What you are asked to do: Wherever the string "data" occurs in a line of these records, report that line.

Provided entries:

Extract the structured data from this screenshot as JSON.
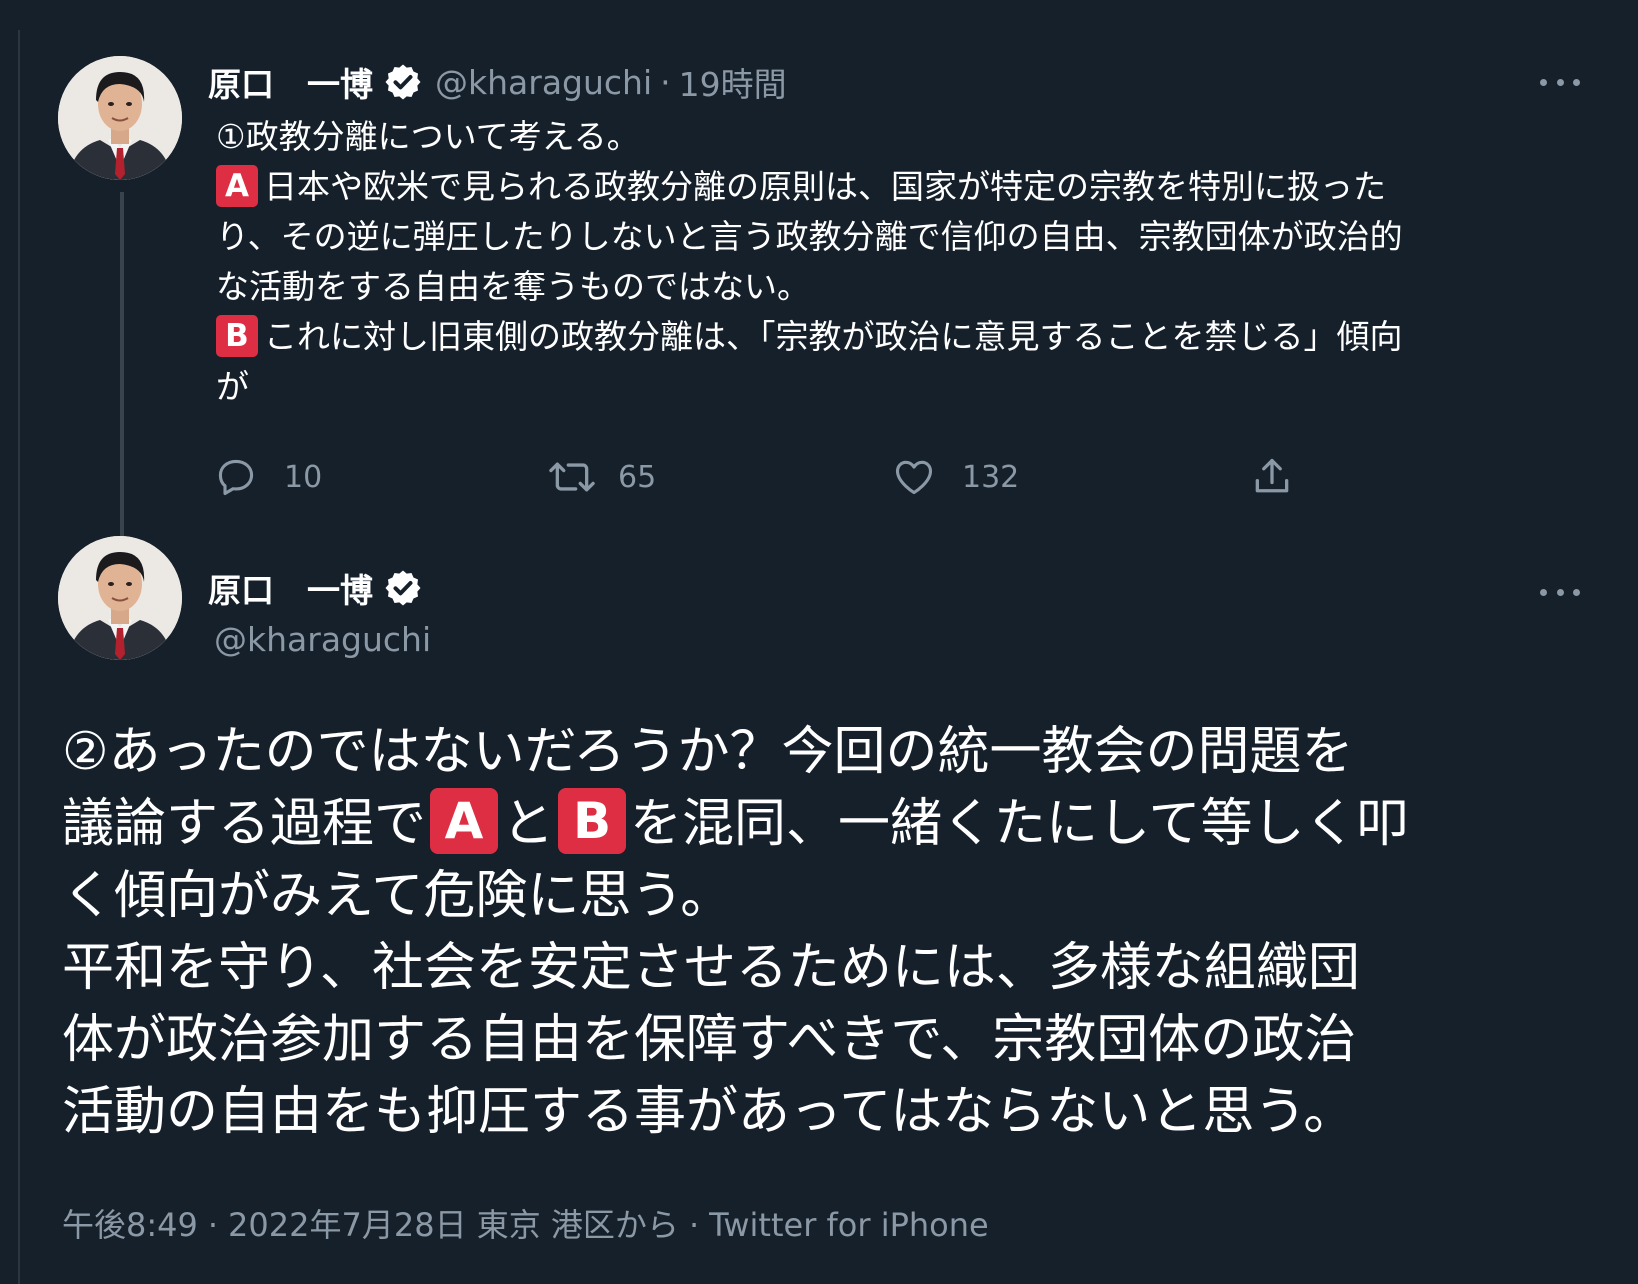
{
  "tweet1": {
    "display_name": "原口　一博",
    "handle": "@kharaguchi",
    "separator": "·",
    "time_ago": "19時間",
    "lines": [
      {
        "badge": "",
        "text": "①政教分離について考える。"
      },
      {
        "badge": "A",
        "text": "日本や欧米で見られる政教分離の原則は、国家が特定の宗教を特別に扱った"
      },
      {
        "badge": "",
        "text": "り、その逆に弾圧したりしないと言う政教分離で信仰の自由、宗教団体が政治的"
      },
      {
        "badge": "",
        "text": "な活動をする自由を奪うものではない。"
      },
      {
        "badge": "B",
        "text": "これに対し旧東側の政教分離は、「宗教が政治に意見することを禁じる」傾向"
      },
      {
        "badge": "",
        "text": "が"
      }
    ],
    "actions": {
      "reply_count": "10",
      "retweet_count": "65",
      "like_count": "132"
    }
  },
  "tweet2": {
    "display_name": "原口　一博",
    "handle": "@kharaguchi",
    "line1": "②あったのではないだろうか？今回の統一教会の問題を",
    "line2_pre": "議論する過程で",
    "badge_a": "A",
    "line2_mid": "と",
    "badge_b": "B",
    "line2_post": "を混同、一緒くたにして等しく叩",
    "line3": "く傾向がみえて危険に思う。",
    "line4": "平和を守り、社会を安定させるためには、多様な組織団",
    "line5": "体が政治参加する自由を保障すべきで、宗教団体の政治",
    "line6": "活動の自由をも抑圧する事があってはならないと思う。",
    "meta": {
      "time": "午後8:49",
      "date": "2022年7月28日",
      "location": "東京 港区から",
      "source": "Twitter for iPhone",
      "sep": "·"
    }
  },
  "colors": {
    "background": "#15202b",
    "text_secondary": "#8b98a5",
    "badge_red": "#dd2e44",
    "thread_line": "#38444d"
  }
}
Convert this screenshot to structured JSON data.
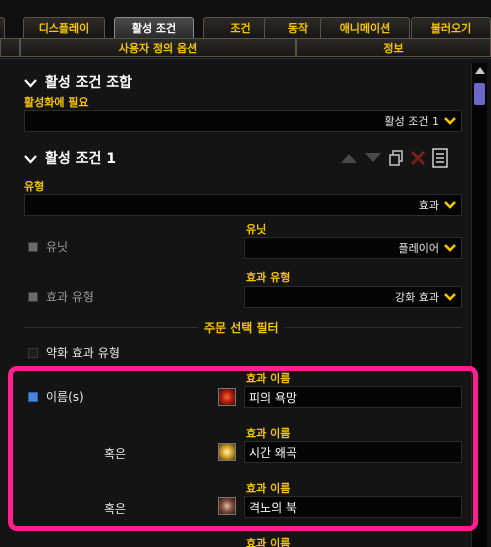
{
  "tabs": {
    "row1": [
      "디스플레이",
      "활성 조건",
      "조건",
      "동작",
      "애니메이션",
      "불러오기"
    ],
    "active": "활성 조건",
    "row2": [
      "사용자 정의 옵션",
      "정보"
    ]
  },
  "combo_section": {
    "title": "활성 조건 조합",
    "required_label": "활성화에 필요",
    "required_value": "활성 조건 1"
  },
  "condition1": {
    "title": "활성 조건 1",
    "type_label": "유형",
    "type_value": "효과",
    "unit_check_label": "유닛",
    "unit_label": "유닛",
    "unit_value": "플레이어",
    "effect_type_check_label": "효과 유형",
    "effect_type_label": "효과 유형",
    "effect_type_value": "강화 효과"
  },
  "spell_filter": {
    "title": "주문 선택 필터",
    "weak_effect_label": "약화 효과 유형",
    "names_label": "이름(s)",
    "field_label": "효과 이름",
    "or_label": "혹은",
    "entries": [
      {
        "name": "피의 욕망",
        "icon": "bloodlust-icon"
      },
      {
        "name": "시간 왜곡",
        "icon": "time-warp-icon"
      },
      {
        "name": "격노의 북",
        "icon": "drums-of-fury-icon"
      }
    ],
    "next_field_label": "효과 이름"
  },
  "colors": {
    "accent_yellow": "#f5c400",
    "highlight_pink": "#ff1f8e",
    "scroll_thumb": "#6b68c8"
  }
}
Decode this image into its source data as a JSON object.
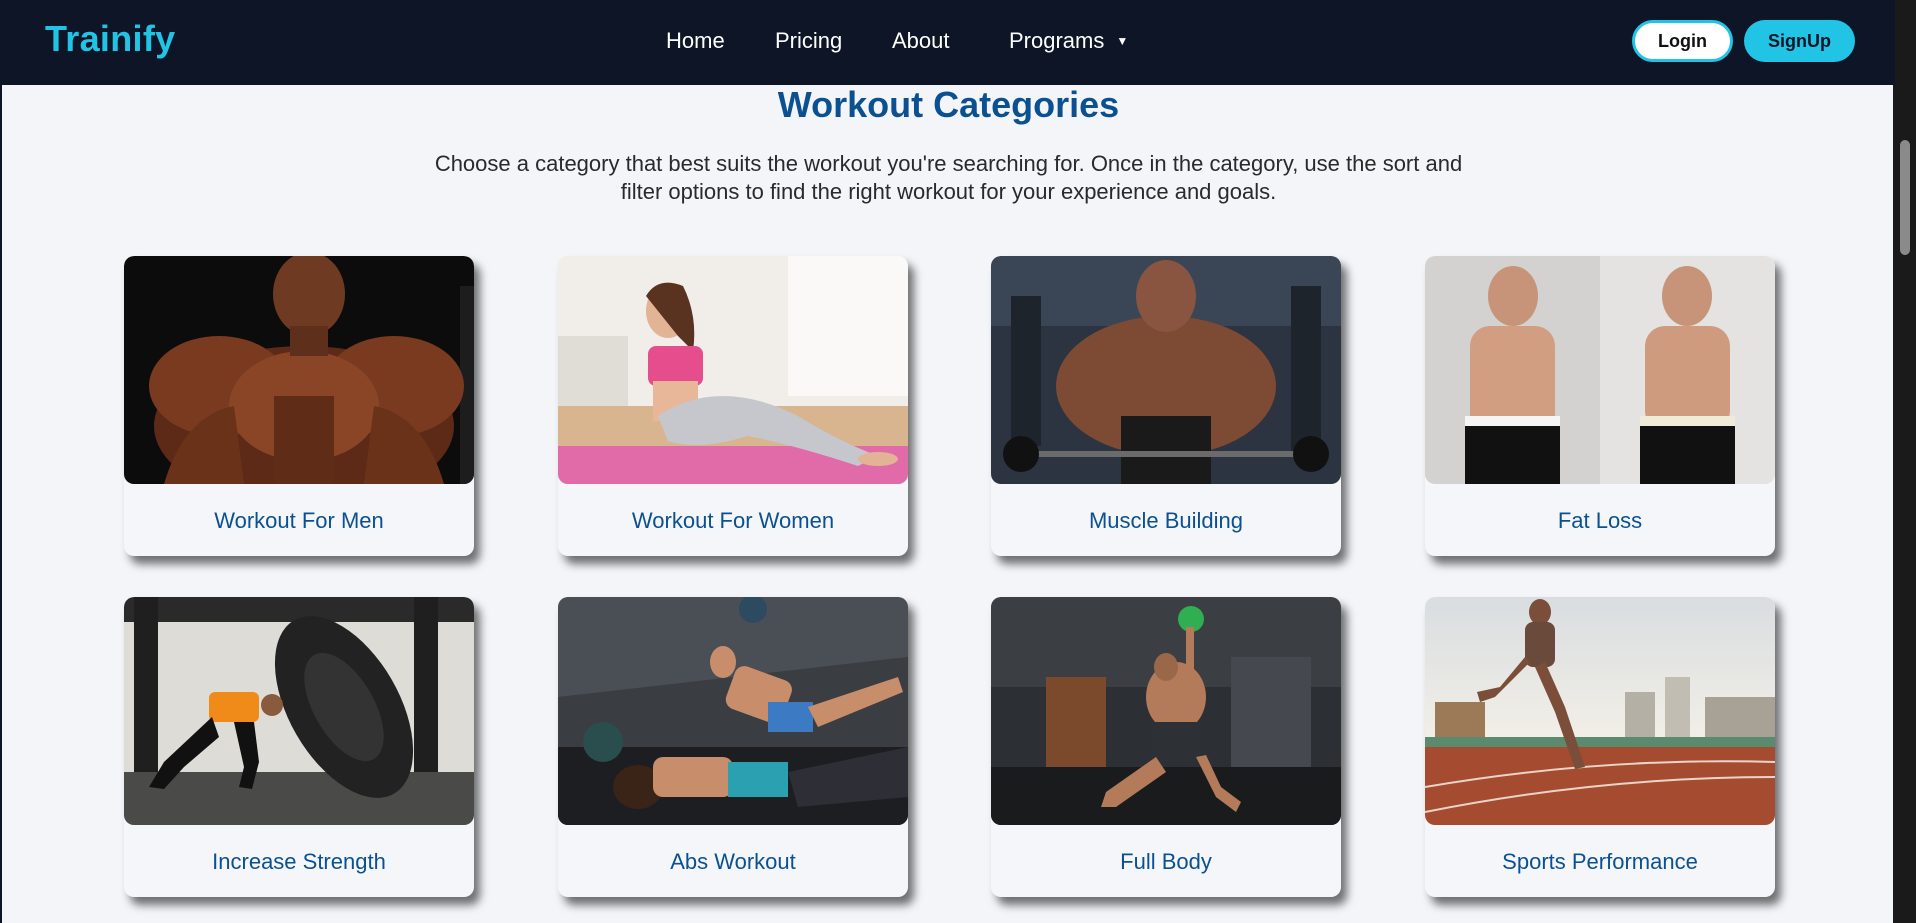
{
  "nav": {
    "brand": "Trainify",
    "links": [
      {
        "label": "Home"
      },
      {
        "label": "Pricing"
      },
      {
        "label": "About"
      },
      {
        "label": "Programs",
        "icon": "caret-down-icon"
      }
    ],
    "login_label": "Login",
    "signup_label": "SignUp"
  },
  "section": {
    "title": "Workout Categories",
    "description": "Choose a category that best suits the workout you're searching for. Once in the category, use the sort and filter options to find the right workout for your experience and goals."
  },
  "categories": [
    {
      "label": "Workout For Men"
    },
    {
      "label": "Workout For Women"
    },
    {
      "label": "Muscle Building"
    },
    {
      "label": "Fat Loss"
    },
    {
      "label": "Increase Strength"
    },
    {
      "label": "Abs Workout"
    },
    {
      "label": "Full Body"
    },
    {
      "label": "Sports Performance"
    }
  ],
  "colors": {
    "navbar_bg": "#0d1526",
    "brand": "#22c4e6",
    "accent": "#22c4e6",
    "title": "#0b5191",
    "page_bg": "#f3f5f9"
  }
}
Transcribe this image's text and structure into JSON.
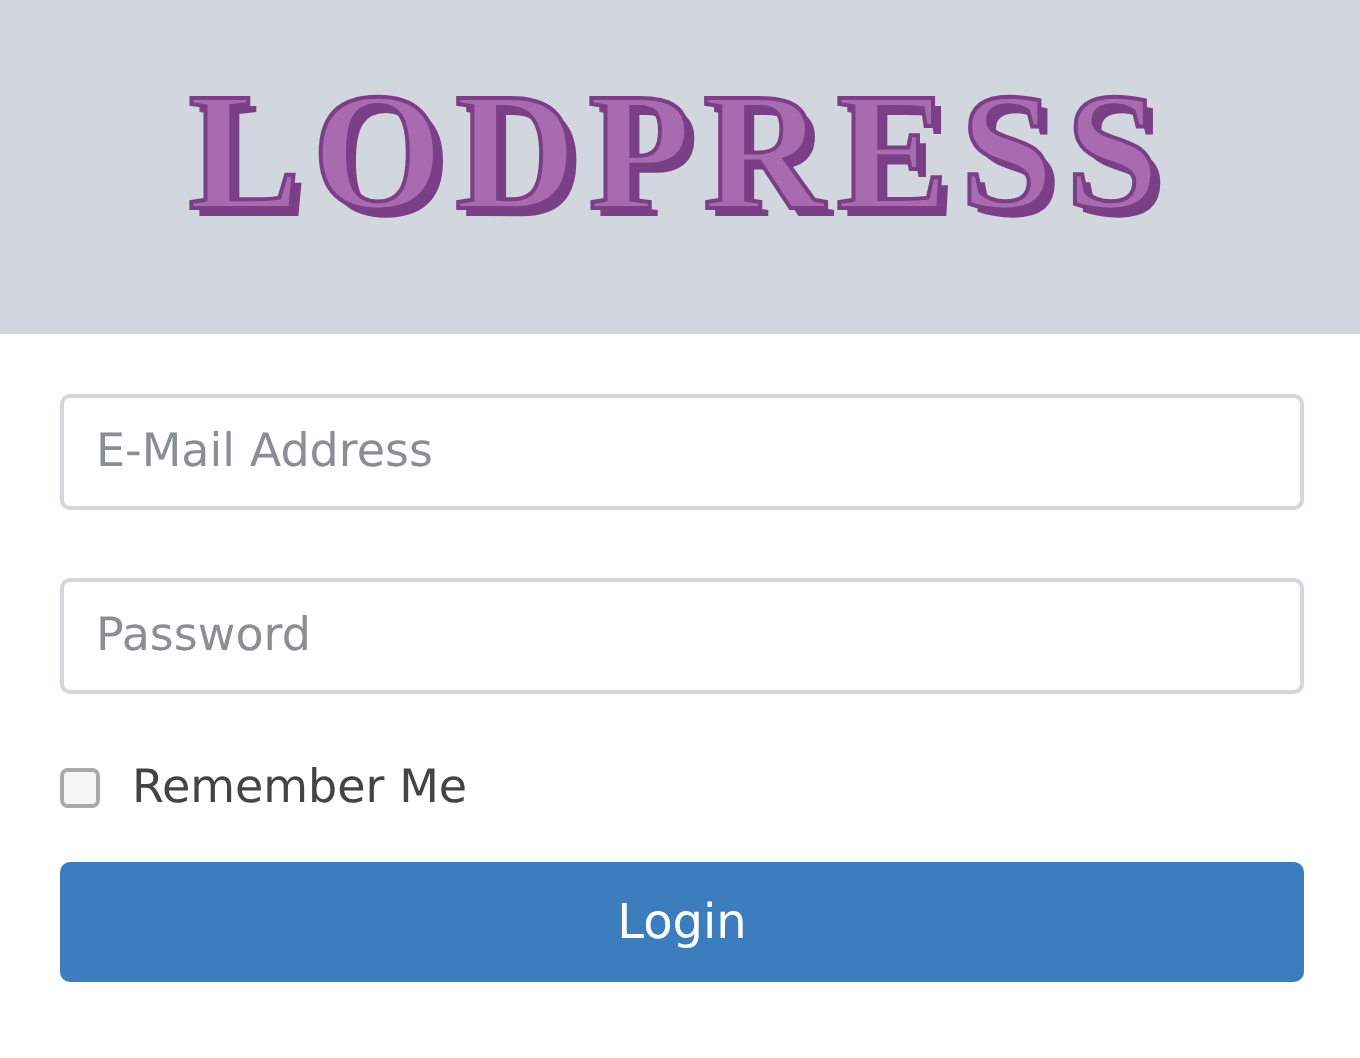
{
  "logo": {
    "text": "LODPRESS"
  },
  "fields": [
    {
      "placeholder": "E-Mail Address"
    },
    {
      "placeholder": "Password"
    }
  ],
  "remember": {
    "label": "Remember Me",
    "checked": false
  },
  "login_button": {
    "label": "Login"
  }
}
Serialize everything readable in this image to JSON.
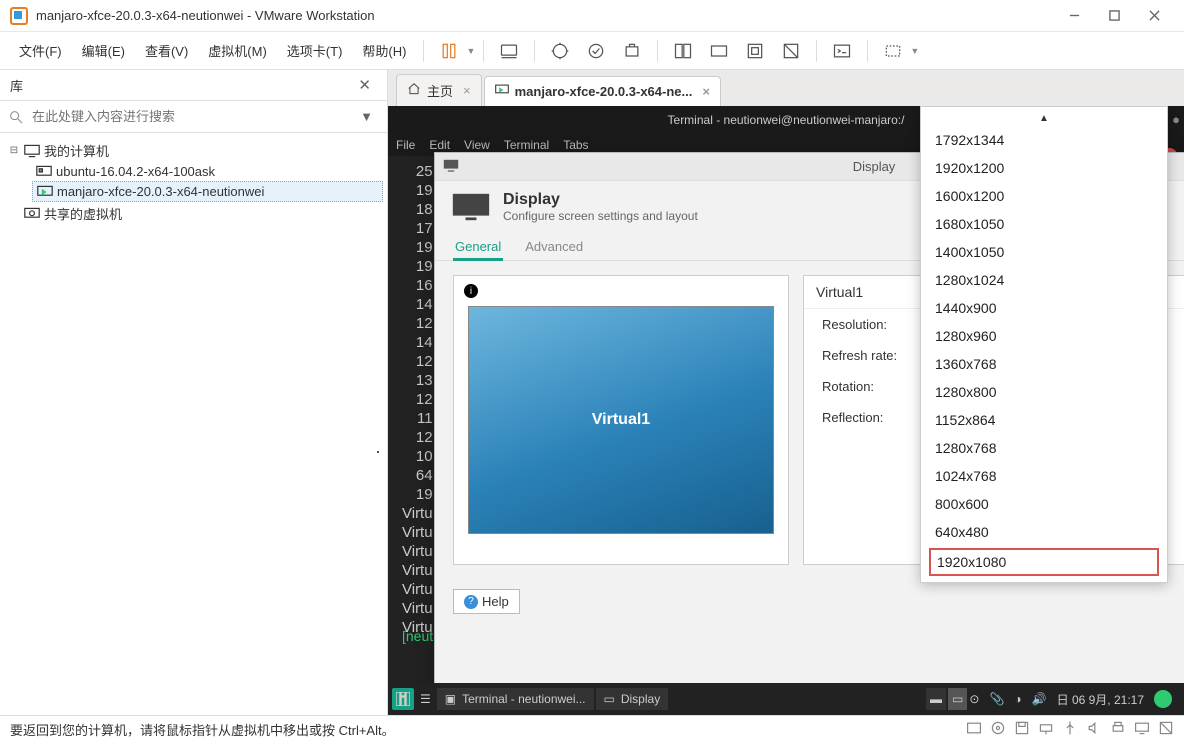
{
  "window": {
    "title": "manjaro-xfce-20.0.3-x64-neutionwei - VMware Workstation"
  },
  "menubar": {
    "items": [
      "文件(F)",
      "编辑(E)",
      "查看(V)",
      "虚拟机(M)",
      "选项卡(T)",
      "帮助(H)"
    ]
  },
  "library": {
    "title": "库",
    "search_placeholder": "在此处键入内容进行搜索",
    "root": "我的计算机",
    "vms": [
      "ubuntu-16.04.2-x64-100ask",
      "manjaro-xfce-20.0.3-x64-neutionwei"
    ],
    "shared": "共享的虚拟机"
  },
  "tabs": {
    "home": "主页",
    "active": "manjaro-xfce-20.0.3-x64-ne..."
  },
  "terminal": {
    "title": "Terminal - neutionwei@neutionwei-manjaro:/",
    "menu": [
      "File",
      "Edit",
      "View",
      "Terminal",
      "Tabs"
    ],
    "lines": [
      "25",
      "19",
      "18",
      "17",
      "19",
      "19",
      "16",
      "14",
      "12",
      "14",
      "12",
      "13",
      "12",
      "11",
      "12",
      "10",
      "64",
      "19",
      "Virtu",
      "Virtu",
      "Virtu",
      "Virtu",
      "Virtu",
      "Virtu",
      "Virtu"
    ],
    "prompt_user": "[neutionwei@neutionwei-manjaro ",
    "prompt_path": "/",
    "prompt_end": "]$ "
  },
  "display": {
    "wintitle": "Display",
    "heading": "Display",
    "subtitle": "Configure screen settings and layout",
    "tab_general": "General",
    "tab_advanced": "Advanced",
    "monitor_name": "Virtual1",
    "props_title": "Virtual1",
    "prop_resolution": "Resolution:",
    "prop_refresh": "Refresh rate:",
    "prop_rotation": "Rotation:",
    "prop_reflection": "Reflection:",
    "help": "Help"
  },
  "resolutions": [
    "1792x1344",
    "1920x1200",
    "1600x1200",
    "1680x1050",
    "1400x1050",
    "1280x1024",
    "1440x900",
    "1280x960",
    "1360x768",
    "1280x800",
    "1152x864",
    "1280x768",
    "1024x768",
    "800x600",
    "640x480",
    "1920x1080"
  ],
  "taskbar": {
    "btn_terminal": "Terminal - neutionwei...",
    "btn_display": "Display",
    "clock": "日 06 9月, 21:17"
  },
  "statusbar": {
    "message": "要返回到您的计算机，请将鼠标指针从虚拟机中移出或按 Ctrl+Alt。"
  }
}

Task solution:
Extract the structured data from this screenshot as JSON.
Convert this screenshot to structured JSON data.
Decode this image into its source data as a JSON object.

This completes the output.